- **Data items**
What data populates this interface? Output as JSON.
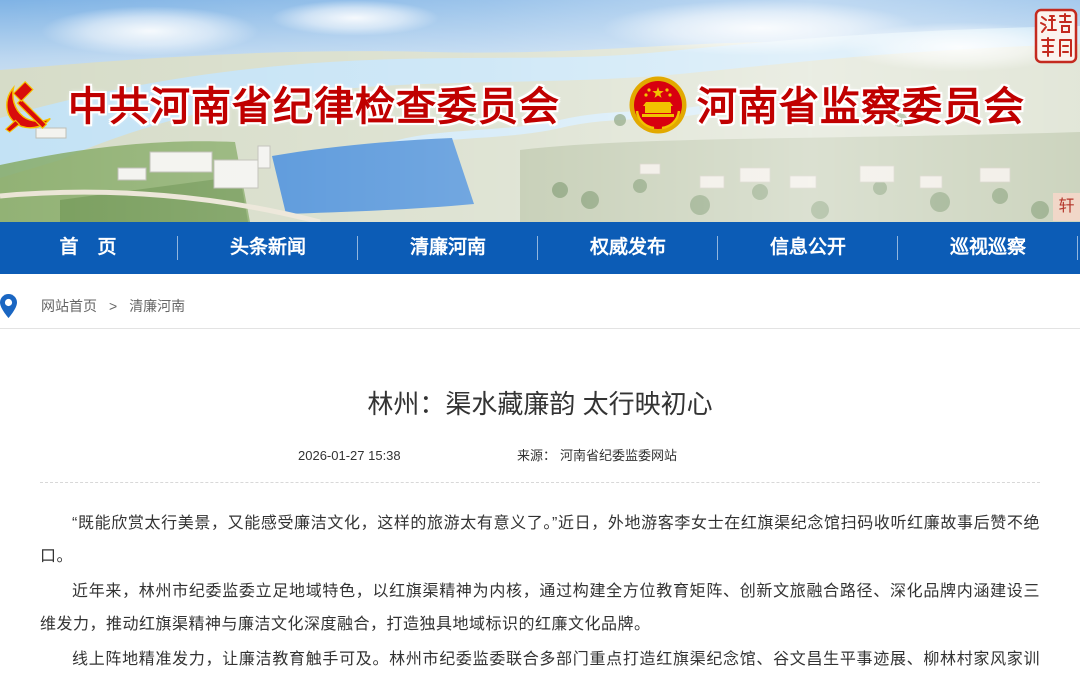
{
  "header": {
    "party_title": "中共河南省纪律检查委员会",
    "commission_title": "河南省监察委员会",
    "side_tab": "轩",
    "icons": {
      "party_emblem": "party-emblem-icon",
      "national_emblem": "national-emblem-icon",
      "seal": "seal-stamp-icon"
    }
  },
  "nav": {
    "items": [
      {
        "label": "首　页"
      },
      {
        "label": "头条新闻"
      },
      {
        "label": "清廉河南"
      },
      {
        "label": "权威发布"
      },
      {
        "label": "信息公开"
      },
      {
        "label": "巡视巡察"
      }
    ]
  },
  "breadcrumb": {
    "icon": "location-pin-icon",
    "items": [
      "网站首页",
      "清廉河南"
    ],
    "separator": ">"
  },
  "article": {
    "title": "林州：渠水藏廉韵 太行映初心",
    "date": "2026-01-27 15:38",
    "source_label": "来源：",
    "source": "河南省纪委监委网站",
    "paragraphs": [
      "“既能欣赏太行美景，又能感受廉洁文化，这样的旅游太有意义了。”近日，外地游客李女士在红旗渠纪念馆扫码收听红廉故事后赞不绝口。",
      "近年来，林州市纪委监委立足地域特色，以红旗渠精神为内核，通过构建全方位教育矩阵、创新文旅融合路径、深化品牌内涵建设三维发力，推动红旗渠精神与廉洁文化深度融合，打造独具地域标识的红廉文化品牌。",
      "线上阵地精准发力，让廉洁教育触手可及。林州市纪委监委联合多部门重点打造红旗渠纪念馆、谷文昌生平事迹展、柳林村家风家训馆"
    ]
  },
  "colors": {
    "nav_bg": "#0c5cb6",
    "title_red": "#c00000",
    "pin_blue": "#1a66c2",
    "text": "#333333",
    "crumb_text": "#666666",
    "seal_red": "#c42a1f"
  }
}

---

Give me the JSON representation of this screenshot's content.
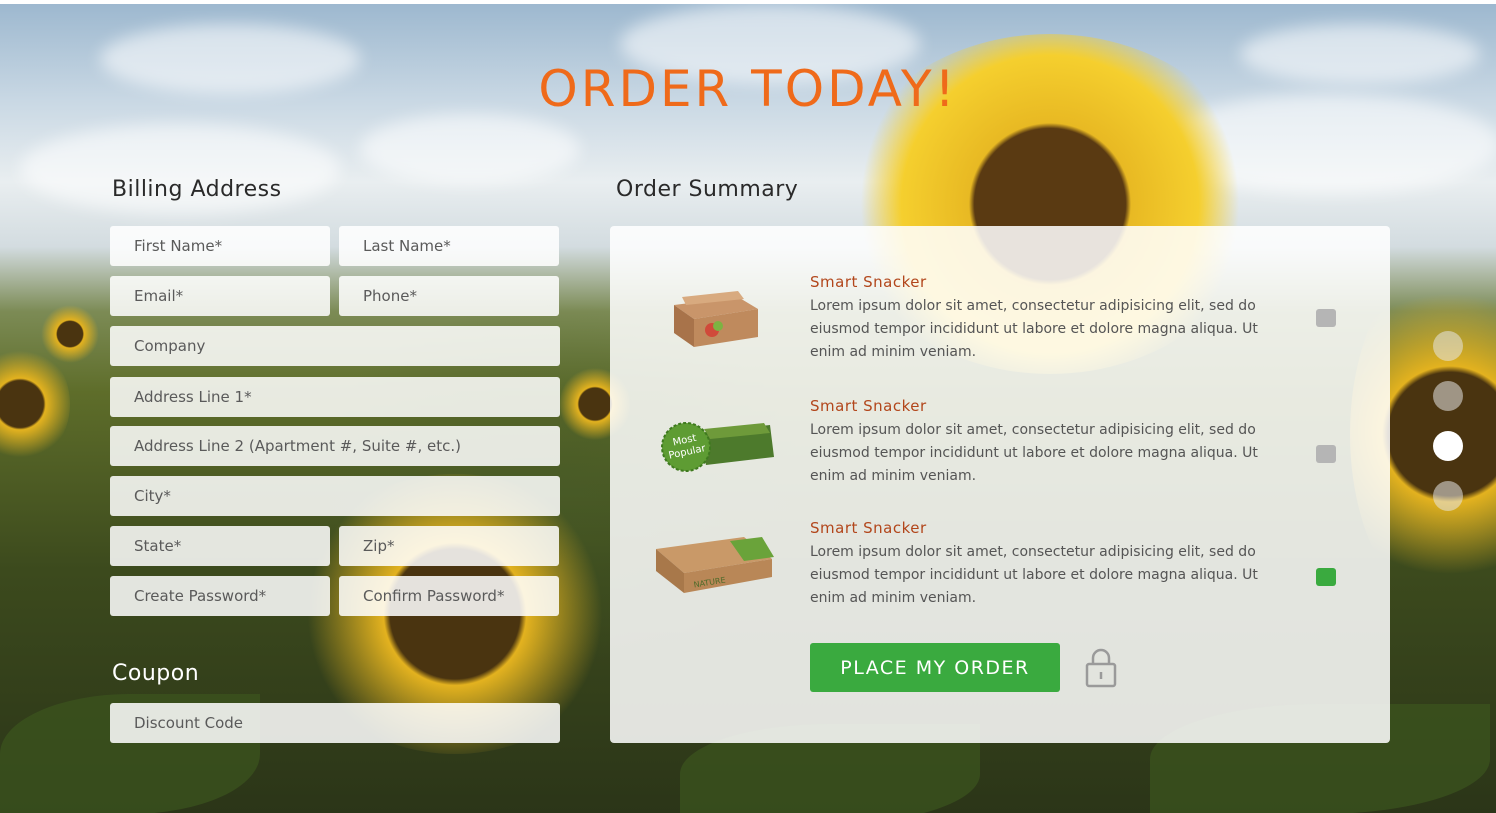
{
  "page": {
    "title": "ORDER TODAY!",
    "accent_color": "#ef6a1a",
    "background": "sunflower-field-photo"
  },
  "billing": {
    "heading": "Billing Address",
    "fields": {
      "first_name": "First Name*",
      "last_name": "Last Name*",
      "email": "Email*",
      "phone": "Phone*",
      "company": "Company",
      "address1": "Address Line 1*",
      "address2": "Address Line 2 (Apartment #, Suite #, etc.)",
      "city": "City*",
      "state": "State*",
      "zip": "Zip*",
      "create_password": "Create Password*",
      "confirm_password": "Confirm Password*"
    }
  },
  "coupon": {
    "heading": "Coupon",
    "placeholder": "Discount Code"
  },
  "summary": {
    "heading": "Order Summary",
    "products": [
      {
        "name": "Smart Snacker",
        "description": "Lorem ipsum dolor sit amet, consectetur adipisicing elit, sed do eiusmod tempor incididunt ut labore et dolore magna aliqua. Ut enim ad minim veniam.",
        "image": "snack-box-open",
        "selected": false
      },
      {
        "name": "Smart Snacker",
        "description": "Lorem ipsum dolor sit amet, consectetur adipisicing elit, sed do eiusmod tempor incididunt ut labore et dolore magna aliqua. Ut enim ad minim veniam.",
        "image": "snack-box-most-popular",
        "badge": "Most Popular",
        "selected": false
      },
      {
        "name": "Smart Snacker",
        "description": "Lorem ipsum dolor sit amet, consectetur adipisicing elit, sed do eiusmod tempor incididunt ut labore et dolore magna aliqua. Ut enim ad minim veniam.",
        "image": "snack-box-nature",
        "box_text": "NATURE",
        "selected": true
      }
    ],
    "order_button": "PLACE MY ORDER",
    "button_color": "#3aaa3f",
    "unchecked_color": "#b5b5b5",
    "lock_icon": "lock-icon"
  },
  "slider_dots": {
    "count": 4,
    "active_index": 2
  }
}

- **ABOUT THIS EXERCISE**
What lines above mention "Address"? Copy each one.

- **WRITTEN RESPONSE**
    "heading": "Billing Address",
      "address1": "Address Line 1*",
      "address2": "Address Line 2 (Apartment #, Suite #, etc.)",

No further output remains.